Please copy every line below that contains the string "mention".

----------

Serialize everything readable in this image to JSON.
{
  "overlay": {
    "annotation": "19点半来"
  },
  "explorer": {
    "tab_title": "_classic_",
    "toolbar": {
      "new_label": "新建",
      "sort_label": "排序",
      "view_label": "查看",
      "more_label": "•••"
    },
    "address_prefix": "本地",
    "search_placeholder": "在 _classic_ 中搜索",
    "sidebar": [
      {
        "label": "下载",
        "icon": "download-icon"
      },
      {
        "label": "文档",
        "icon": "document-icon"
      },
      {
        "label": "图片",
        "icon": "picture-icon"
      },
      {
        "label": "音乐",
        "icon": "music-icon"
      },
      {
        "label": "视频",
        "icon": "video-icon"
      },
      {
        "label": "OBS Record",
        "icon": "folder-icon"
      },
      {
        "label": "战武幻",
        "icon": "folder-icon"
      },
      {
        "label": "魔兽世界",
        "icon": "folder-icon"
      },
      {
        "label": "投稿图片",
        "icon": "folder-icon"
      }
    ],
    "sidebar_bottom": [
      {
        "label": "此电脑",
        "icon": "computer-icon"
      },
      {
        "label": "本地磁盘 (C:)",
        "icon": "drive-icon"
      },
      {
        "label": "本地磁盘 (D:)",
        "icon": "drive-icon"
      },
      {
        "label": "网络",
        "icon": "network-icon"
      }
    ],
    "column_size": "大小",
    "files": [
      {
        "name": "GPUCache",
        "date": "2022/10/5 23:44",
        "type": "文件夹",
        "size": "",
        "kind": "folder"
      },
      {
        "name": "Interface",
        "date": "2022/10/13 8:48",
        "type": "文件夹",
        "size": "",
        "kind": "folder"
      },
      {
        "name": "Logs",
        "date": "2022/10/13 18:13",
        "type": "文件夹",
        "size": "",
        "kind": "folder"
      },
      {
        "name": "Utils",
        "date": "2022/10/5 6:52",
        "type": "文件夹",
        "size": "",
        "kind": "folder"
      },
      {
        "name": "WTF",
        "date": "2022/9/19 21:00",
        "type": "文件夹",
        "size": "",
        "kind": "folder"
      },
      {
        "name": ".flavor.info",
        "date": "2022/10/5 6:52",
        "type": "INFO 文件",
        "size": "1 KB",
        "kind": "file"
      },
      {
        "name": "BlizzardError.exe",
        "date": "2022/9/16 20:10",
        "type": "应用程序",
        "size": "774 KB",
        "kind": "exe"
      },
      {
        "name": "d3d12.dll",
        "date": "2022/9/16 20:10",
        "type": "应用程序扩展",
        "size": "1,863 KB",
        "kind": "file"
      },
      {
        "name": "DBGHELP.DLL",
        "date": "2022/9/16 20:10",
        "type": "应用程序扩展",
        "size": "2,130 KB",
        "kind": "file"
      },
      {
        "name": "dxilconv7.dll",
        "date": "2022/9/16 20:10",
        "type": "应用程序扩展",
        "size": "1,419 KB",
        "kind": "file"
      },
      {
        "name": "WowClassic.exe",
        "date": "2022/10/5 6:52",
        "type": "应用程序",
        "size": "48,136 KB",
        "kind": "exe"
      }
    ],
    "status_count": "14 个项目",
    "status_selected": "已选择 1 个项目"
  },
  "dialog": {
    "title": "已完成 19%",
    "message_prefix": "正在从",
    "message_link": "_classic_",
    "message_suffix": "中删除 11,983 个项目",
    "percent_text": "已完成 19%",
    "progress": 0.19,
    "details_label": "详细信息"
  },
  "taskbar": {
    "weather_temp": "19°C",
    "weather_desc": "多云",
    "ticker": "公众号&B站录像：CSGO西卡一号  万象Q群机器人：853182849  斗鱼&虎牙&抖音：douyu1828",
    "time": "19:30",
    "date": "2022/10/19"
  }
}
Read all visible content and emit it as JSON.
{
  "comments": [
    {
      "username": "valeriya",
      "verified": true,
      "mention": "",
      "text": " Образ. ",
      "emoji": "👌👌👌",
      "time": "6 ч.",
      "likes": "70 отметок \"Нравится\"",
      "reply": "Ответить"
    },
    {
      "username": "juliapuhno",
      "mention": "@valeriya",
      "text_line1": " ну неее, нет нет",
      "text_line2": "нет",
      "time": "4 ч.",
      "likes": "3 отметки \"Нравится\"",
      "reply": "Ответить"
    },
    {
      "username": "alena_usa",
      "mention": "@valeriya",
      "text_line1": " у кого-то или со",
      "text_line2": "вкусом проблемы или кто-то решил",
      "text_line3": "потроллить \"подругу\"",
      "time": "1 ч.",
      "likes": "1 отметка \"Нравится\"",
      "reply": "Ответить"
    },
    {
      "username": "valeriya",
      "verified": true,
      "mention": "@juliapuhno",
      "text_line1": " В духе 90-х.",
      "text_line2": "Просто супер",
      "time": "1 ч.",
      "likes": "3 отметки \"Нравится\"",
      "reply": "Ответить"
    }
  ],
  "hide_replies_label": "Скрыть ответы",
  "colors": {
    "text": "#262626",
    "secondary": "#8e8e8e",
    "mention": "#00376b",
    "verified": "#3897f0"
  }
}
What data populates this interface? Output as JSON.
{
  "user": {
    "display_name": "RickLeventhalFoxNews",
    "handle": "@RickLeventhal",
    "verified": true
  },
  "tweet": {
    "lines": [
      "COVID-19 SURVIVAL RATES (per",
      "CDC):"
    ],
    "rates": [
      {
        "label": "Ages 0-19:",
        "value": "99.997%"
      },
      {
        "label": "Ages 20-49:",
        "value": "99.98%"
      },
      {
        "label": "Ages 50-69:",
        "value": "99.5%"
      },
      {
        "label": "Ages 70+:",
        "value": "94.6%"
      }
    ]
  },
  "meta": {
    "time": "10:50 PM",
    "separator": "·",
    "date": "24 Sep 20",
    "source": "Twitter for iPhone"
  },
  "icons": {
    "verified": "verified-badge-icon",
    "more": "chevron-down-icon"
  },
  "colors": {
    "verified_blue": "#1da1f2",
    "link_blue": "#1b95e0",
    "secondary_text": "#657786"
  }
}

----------

Response area ▸
      "mention": "",
      "mention": "@valeriya",
      "mention": "@valeriya",
      "mention": "@juliapuhno",
    "mention": "#00376b",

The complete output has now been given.